Monday, March 26, 2007

Another thing from class today...

TIM is a little strange when it comes to feeding supervisors into the system. It all boils down to the fact that objects in TIM get assigned a random ID as part of their DN called the erglobalID. So in order to specify who a supervisor is on a persons' record, you must first create a record for that supervisor in TIM. It's sort of a chicken or egg problem. To solve this problem users are fed into TIM in two phases. The 1st round brings all users into TIM regardless of whether they are management or not. The next phase should update the supervisor attribute for all the users. To do that your second Feed into TIM must do a lookup to the TIM LDAP to resolve what the manager DN actually is. It might look something like:

erglobalid=8587940495056130390,ou=0,ou=people,erglobalid=00000000000000000000,ou=CA,dc=ca,dc=com

So the assembly line must get an attribute about the manager that it can then do a lookup on to get this DN. This then gets populated in the manager attribute in the TIM LDAP. Keep in mind that in TIM it is referred to as ersupervisor, but it's really manager on the back end. In my sandbox system, my employee feed source contains the employee ID for the manager in user record so when I run an assembly line to update the manager attr in TIM I simply do a lookup for the DN where the manager attribute in Work matches the employeenumber attr in TIM. For that person I get the DN which is what the Feed populates into TIM. This is done using the DSMLv2 Event Handler.

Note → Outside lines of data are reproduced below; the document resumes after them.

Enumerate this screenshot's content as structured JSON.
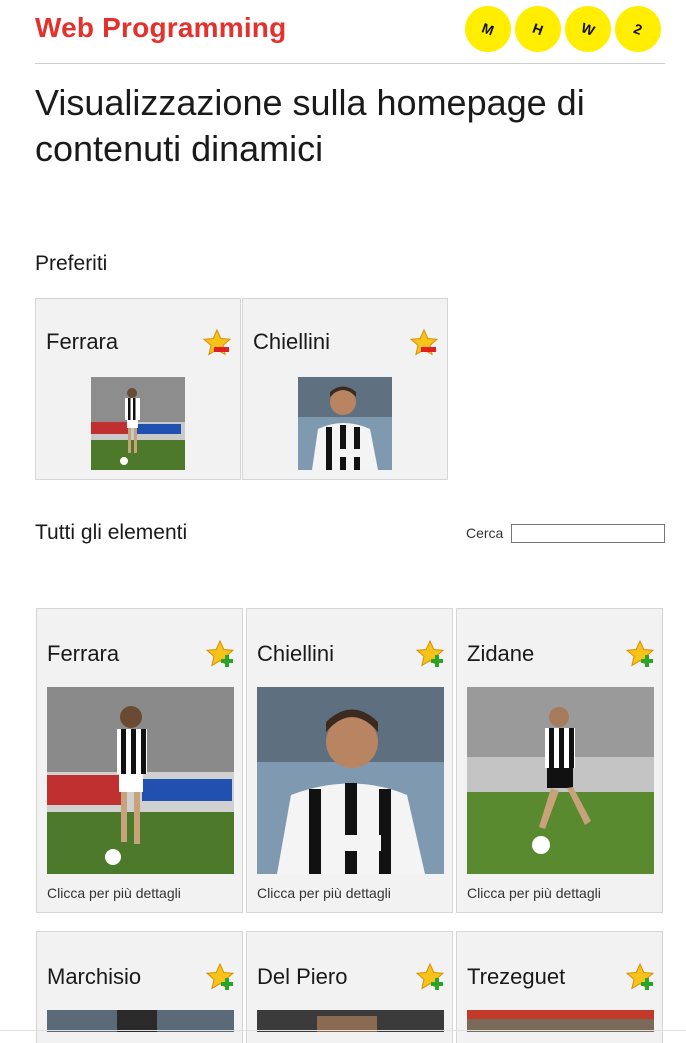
{
  "header": {
    "brand": "Web Programming",
    "badges": [
      "M",
      "H",
      "W",
      "2"
    ]
  },
  "page_title": "Visualizzazione sulla homepage di contenuti dinamici",
  "favorites": {
    "title": "Preferiti",
    "items": [
      {
        "name": "Ferrara",
        "star": "star-remove-icon"
      },
      {
        "name": "Chiellini",
        "star": "star-remove-icon"
      }
    ]
  },
  "all_items": {
    "title": "Tutti gli elementi",
    "search_label": "Cerca",
    "search_value": "",
    "caption": "Clicca per più dettagli",
    "items": [
      {
        "name": "Ferrara",
        "star": "star-add-icon"
      },
      {
        "name": "Chiellini",
        "star": "star-add-icon"
      },
      {
        "name": "Zidane",
        "star": "star-add-icon"
      },
      {
        "name": "Marchisio",
        "star": "star-add-icon"
      },
      {
        "name": "Del Piero",
        "star": "star-add-icon"
      },
      {
        "name": "Trezeguet",
        "star": "star-add-icon"
      }
    ]
  },
  "colors": {
    "brand": "#e5312b",
    "badge": "#ffee00",
    "card_bg": "#f2f2f2"
  }
}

In class today we did the feed a bit different. While the initial feed used the event handler the second feed for the managers was done using TDI to push people right into LDAP. There were a couple of lookups to LDAP to resolve the DNs of the user and then the manager, then one finally update connector to the LDAP top update the record.

It seems like none of these training classes really go into what solutions work best in what scenarios. So far none of the classes I've been to talk much about the best way to develop a solution given a particular case. Supposedly the Advanced ITIM 4.6 Implementation Workshop goes into that level of work. We shall see because I plan on being there.

3 comments:

siddharth said...

Hi Charles,

This means only one level of hierarchy (Supervisor <- Employee) can be fed to ITIM via the Feed, right?

If I have complex reporting hierarchies for erSupervisor (Multi-level top-to-bottom or random assignment of supervisors), I find it hard to extract our ALL the Supervisors and feed them first, BEFORE the actual employees who report to those Supervisors.

Somehow I find this architecture governed by the product very limiting.

Your thoughts?

Charles Ahart said...

I guess the idea is that everyone has a direct report. So the initial feed simply loads all people into TIM whether they are management at any level or non-supervisor type employees. So the second feed or iteration populates each persons' Manager attribute with their direct report. This way any multiple levels are handled simply because everyone reports to somebody.

Now I'm sure it's possible that an employee reports to more than one person. But there is usually one "primary" supervisor for an employee. I mean can you imagine asking two bosses for a vacation day and letting them fight it out between them whether to approve or disapprove of your day off?

TIM is capable of routing approvals to any user, manager, asset owner, etc.... And a manager can delegate the approval responsibility to others as well. So at the end of the day when you look at an employee record there is usually a single manager/supervisor acting as that persons direct report.

siddharth said...

Hi Charles,

That's true. I agree about 'random supervisor assignments'.

However, i was more concerned with multiple level of hierarchy.

I ended up doing multiple feeds for Level 0 Supervisors, followed by Level 1, followed by Level 2 and so on.

Thanks for your insight.